Exercise directions -
The data is to be reproduced in full and without error.

Material provided -
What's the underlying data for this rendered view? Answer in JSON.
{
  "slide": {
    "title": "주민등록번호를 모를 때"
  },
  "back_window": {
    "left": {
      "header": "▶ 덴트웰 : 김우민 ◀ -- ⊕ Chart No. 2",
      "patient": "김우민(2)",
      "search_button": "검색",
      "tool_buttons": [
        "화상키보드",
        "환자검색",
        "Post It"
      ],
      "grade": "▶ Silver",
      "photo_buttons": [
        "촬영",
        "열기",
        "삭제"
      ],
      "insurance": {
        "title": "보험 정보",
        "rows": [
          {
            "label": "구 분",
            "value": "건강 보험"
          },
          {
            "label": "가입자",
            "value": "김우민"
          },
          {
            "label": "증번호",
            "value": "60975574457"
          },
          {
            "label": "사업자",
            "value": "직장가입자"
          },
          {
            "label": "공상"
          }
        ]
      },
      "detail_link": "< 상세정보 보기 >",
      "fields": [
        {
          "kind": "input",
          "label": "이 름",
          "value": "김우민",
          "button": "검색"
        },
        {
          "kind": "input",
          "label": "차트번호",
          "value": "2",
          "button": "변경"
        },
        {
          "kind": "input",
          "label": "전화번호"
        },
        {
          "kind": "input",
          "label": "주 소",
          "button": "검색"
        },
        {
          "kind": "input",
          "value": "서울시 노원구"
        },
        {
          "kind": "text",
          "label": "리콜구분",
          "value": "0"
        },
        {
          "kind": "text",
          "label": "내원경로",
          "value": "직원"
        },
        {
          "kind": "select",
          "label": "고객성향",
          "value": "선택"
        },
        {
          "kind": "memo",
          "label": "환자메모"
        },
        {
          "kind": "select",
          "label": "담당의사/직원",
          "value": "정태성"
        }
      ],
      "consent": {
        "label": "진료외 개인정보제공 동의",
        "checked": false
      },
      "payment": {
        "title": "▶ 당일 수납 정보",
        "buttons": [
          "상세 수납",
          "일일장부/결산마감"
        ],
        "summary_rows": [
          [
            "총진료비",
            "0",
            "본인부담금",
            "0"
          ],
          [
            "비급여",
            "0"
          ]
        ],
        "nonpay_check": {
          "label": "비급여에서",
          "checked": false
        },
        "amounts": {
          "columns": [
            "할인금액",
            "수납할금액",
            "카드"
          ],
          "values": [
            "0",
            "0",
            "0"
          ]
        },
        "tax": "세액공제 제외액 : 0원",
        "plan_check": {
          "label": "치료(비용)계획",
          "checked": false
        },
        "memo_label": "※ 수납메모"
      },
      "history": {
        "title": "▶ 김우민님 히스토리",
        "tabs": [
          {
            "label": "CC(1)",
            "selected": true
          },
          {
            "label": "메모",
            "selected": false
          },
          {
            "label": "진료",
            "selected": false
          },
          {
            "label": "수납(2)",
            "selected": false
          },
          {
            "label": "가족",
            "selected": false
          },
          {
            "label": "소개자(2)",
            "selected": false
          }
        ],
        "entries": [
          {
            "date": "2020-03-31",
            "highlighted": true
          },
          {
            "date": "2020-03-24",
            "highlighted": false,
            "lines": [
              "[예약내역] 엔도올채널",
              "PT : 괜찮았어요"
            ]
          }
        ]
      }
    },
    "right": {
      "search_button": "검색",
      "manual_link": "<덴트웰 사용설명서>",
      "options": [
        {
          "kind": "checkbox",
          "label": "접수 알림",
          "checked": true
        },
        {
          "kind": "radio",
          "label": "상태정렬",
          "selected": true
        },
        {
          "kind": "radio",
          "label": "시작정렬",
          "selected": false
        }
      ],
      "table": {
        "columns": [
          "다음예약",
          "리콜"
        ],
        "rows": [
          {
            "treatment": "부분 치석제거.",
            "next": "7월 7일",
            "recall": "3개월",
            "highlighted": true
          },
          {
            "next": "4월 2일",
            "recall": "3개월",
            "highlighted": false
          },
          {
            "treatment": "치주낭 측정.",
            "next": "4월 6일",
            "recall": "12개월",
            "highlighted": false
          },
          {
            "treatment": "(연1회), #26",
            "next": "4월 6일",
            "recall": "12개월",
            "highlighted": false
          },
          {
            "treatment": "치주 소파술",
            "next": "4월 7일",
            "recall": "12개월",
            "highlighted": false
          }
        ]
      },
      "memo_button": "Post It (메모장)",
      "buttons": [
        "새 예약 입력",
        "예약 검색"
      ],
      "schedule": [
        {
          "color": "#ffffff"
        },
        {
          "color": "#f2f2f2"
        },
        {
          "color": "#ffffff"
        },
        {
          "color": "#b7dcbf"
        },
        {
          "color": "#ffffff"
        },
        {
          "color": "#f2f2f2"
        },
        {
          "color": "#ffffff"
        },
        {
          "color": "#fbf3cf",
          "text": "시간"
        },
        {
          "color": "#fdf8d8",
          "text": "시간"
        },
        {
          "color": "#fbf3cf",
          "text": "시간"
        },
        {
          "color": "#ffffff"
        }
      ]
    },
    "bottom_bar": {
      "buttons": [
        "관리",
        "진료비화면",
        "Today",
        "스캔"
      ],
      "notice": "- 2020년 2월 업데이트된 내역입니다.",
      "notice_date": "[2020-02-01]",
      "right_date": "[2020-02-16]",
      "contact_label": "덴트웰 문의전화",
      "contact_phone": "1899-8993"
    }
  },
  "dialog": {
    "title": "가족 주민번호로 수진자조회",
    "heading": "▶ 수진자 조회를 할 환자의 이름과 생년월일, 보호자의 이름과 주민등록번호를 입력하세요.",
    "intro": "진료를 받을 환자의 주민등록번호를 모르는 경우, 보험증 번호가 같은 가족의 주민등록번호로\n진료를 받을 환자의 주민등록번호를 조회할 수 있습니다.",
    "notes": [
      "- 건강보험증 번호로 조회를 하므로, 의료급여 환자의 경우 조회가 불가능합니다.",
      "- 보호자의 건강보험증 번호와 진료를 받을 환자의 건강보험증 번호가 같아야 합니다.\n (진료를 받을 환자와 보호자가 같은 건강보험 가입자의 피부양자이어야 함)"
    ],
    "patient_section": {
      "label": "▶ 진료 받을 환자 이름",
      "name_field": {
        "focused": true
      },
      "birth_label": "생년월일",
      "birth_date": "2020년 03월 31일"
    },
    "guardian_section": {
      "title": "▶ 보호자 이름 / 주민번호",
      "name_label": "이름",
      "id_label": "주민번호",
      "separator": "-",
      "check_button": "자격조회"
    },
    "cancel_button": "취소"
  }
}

Output of the task -
What's the underlying data for this rendered view? Answer in JSON.
{
  "slide": {
    "title": "주민등록번호를 모를 때"
  },
  "back_window": {
    "left": {
      "header": "▶ 덴트웰 : 김우민 ◀ -- ⊕ Chart No. 2",
      "patient": "김우민(2)",
      "search_button": "검색",
      "tool_buttons": [
        "화상키보드",
        "환자검색",
        "Post It"
      ],
      "grade": "▶ Silver",
      "photo_buttons": [
        "촬영",
        "열기",
        "삭제"
      ],
      "insurance": {
        "title": "보험 정보",
        "rows": [
          {
            "label": "구 분",
            "value": "건강 보험"
          },
          {
            "label": "가입자",
            "value": "김우민"
          },
          {
            "label": "증번호",
            "value": "60975574457"
          },
          {
            "label": "사업자",
            "value": "직장가입자"
          },
          {
            "label": "공상"
          }
        ]
      },
      "detail_link": "< 상세정보 보기 >",
      "fields": [
        {
          "kind": "input",
          "label": "이 름",
          "value": "김우민",
          "button": "검색"
        },
        {
          "kind": "input",
          "label": "차트번호",
          "value": "2",
          "button": "변경"
        },
        {
          "kind": "input",
          "label": "전화번호"
        },
        {
          "kind": "input",
          "label": "주 소",
          "button": "검색"
        },
        {
          "kind": "input",
          "value": "서울시 노원구"
        },
        {
          "kind": "text",
          "label": "리콜구분",
          "value": "0"
        },
        {
          "kind": "text",
          "label": "내원경로",
          "value": "직원"
        },
        {
          "kind": "select",
          "label": "고객성향",
          "value": "선택"
        },
        {
          "kind": "memo",
          "label": "환자메모"
        },
        {
          "kind": "select",
          "label": "담당의사/직원",
          "value": "정태성"
        }
      ],
      "consent": {
        "label": "진료외 개인정보제공 동의",
        "checked": false
      },
      "payment": {
        "title": "▶ 당일 수납 정보",
        "buttons": [
          "상세 수납",
          "일일장부/결산마감"
        ],
        "summary_rows": [
          [
            "총진료비",
            "0",
            "본인부담금",
            "0"
          ],
          [
            "비급여",
            "0"
          ]
        ],
        "nonpay_check": {
          "label": "비급여에서",
          "checked": false
        },
        "amounts": {
          "columns": [
            "할인금액",
            "수납할금액",
            "카드"
          ],
          "values": [
            "0",
            "0",
            "0"
          ]
        },
        "tax": "세액공제 제외액 : 0원",
        "plan_check": {
          "label": "치료(비용)계획",
          "checked": false
        },
        "memo_label": "※ 수납메모"
      },
      "history": {
        "title": "▶ 김우민님 히스토리",
        "tabs": [
          {
            "label": "CC(1)",
            "selected": true
          },
          {
            "label": "메모",
            "selected": false
          },
          {
            "label": "진료",
            "selected": false
          },
          {
            "label": "수납(2)",
            "selected": false
          },
          {
            "label": "가족",
            "selected": false
          },
          {
            "label": "소개자(2)",
            "selected": false
          }
        ],
        "entries": [
          {
            "date": "2020-03-31",
            "highlighted": true
          },
          {
            "date": "2020-03-24",
            "highlighted": false,
            "lines": [
              "[예약내역] 엔도올채널",
              "PT : 괜찮았어요"
            ]
          }
        ]
      }
    },
    "right": {
      "search_button": "검색",
      "manual_link": "<덴트웰 사용설명서>",
      "options": [
        {
          "kind": "checkbox",
          "label": "접수 알림",
          "checked": true
        },
        {
          "kind": "radio",
          "label": "상태정렬",
          "selected": true
        },
        {
          "kind": "radio",
          "label": "시작정렬",
          "selected": false
        }
      ],
      "table": {
        "columns": [
          "다음예약",
          "리콜"
        ],
        "rows": [
          {
            "treatment": "부분 치석제거.",
            "next": "7월 7일",
            "recall": "3개월",
            "highlighted": true
          },
          {
            "next": "4월 2일",
            "recall": "3개월",
            "highlighted": false
          },
          {
            "treatment": "치주낭 측정.",
            "next": "4월 6일",
            "recall": "12개월",
            "highlighted": false
          },
          {
            "treatment": "(연1회), #26",
            "next": "4월 6일",
            "recall": "12개월",
            "highlighted": false
          },
          {
            "treatment": "치주 소파술",
            "next": "4월 7일",
            "recall": "12개월",
            "highlighted": false
          }
        ]
      },
      "memo_button": "Post It (메모장)",
      "buttons": [
        "새 예약 입력",
        "예약 검색"
      ],
      "schedule": [
        {
          "color": "#ffffff"
        },
        {
          "color": "#f2f2f2"
        },
        {
          "color": "#ffffff"
        },
        {
          "color": "#b7dcbf"
        },
        {
          "color": "#ffffff"
        },
        {
          "color": "#f2f2f2"
        },
        {
          "color": "#ffffff"
        },
        {
          "color": "#fbf3cf",
          "text": "시간"
        },
        {
          "color": "#fdf8d8",
          "text": "시간"
        },
        {
          "color": "#fbf3cf",
          "text": "시간"
        },
        {
          "color": "#ffffff"
        }
      ]
    },
    "bottom_bar": {
      "buttons": [
        "관리",
        "진료비화면",
        "Today",
        "스캔"
      ],
      "notice": "- 2020년 2월 업데이트된 내역입니다.",
      "notice_date": "[2020-02-01]",
      "right_date": "[2020-02-16]",
      "contact_label": "덴트웰 문의전화",
      "contact_phone": "1899-8993"
    }
  },
  "dialog": {
    "title": "가족 주민번호로 수진자조회",
    "heading": "▶ 수진자 조회를 할 환자의 이름과 생년월일, 보호자의 이름과 주민등록번호를 입력하세요.",
    "intro": "진료를 받을 환자의 주민등록번호를 모르는 경우, 보험증 번호가 같은 가족의 주민등록번호로\n진료를 받을 환자의 주민등록번호를 조회할 수 있습니다.",
    "notes": [
      "- 건강보험증 번호로 조회를 하므로, 의료급여 환자의 경우 조회가 불가능합니다.",
      "- 보호자의 건강보험증 번호와 진료를 받을 환자의 건강보험증 번호가 같아야 합니다.\n (진료를 받을 환자와 보호자가 같은 건강보험 가입자의 피부양자이어야 함)"
    ],
    "patient_section": {
      "label": "▶ 진료 받을 환자 이름",
      "name_field": {
        "focused": true
      },
      "birth_label": "생년월일",
      "birth_date": "2020년 03월 31일"
    },
    "guardian_section": {
      "title": "▶ 보호자 이름 / 주민번호",
      "name_label": "이름",
      "id_label": "주민번호",
      "separator": "-",
      "check_button": "자격조회"
    },
    "cancel_button": "취소"
  }
}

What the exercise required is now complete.